Quezada Lopez is the third of seven people convicted on federal charges to be sentenced in Putnam's death. His brother, 40-year-old Gerardo Chalke Lopez, was sentenced Tuesday to 18 years in prison on the same charges: conspiracy to distribute heroin resulting in the death of another person and for illegal re-entry.

The brothers are required to together pay the Putnam family $1,670 in restitution.

They were prosecuted under the Len Bias law, named after a University of Maryland basketball player who died of a cocaine overdose in 1986. The law enables prosecutors to seek stiffer penalties against people involved in the distribution of a drug that leads to a fatal overdose.

Four days after Putnam was found dead in her Keizer apartment, authorities arrested at least half a dozen drug dealers ...

Putnam was a West Salem high school graduate whose addiction to painkillers from a back injury while playing softball eventually led to heroin use, prosecutors said.

Jose Aldana Soto, 33, was sentenced on April 8 to three years and 10 months in prison for his role in Putnam's death.

The remaining four defendants, Christopher Wood Jr., Rigoberto "Jose" Romo Gonzalez, Julian Hernandez Castillo and Carlos "Braulio" Acosta Mendoza, also have pleaded guilty to charges linked to her death. Their sentencings are set later this year.

Quezada Lopez has been deported to Mexico four times since 2000...

He had planned to permanently stay with his wife and two children when he returned to Mexico in 2009, but money troubles led to him come back across the border at his older brother's suggestion, according to a sentencing memo written by his attorney, Ryan Scott...

Scott had requested 10 years in prison and prosecutors asked for 17 years...

"I do sincerely wish that after you serve your time and repay your debt to society that you are able to turn your life around and lead a law-abiding life," Simon said.

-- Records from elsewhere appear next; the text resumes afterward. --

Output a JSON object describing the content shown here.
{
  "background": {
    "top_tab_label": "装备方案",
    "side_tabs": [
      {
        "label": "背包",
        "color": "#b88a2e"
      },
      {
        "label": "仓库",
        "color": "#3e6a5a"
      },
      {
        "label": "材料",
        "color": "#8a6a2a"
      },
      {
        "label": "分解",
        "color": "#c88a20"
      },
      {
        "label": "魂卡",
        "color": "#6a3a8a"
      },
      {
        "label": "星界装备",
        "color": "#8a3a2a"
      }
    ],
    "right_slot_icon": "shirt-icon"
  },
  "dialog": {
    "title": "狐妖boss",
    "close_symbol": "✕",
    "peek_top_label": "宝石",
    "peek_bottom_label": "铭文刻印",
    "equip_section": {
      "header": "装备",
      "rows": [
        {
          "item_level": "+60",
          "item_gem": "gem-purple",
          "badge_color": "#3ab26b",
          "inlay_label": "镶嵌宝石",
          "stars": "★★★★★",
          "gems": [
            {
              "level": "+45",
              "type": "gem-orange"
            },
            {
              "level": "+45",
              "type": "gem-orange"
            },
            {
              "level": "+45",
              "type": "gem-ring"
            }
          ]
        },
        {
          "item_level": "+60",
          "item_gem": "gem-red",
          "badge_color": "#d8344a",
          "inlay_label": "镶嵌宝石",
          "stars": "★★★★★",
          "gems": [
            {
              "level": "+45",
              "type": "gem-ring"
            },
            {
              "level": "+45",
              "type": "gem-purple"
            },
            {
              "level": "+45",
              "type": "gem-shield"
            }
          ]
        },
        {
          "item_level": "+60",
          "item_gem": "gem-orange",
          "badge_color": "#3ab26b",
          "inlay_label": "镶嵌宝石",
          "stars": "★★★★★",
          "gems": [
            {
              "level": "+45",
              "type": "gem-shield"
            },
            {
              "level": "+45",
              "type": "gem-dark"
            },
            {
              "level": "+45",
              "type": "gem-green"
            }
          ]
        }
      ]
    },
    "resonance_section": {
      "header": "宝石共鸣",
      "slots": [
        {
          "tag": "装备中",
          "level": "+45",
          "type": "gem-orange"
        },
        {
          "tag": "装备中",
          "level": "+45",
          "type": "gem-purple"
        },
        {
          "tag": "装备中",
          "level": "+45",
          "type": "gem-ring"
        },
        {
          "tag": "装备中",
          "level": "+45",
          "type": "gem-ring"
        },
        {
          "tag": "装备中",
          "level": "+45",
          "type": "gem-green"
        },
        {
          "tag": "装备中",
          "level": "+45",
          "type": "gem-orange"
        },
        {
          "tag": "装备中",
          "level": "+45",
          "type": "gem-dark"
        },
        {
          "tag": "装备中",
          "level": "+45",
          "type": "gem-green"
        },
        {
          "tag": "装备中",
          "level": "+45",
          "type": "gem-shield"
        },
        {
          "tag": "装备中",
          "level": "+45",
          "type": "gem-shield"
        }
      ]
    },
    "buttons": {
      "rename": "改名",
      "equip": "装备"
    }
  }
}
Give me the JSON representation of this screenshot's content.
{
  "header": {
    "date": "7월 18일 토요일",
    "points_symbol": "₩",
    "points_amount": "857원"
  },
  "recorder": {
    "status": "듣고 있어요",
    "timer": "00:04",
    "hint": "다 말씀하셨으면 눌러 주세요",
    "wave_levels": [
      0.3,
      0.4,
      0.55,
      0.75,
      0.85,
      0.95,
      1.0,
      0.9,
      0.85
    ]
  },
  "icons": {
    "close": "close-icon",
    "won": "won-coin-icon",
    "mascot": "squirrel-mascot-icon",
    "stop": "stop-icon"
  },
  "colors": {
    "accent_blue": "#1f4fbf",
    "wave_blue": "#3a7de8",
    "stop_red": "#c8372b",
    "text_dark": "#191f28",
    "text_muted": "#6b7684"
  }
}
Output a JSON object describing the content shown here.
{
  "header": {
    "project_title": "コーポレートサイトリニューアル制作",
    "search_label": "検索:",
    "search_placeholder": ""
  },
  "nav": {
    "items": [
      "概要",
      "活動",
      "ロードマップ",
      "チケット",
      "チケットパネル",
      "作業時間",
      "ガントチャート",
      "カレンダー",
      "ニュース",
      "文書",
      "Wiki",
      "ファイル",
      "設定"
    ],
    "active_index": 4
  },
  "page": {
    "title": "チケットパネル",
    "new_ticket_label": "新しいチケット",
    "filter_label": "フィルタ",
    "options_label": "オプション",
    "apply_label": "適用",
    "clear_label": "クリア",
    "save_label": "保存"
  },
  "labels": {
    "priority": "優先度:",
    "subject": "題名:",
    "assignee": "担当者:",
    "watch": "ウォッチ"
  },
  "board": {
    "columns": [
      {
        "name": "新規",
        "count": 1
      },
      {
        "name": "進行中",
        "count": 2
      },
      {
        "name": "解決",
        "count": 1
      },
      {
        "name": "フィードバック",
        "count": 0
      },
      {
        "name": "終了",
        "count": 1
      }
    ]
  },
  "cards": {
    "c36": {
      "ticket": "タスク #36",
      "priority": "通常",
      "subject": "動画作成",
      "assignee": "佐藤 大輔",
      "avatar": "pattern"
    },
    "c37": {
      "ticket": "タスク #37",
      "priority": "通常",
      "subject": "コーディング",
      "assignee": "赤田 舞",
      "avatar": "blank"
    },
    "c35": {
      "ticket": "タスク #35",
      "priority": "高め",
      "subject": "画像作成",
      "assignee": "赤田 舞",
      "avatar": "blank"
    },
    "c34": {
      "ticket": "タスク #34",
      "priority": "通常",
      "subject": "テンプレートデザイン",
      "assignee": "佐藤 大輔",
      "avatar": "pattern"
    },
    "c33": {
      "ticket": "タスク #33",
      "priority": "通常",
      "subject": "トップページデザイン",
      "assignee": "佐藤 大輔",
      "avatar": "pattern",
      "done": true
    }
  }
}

After the hearing, Ron Putnam said he will return to court in May for the sentencing of the next defendant in his daughter's death.

"None of this is going to bring her back, but it's nice to see this coming to an end," he said.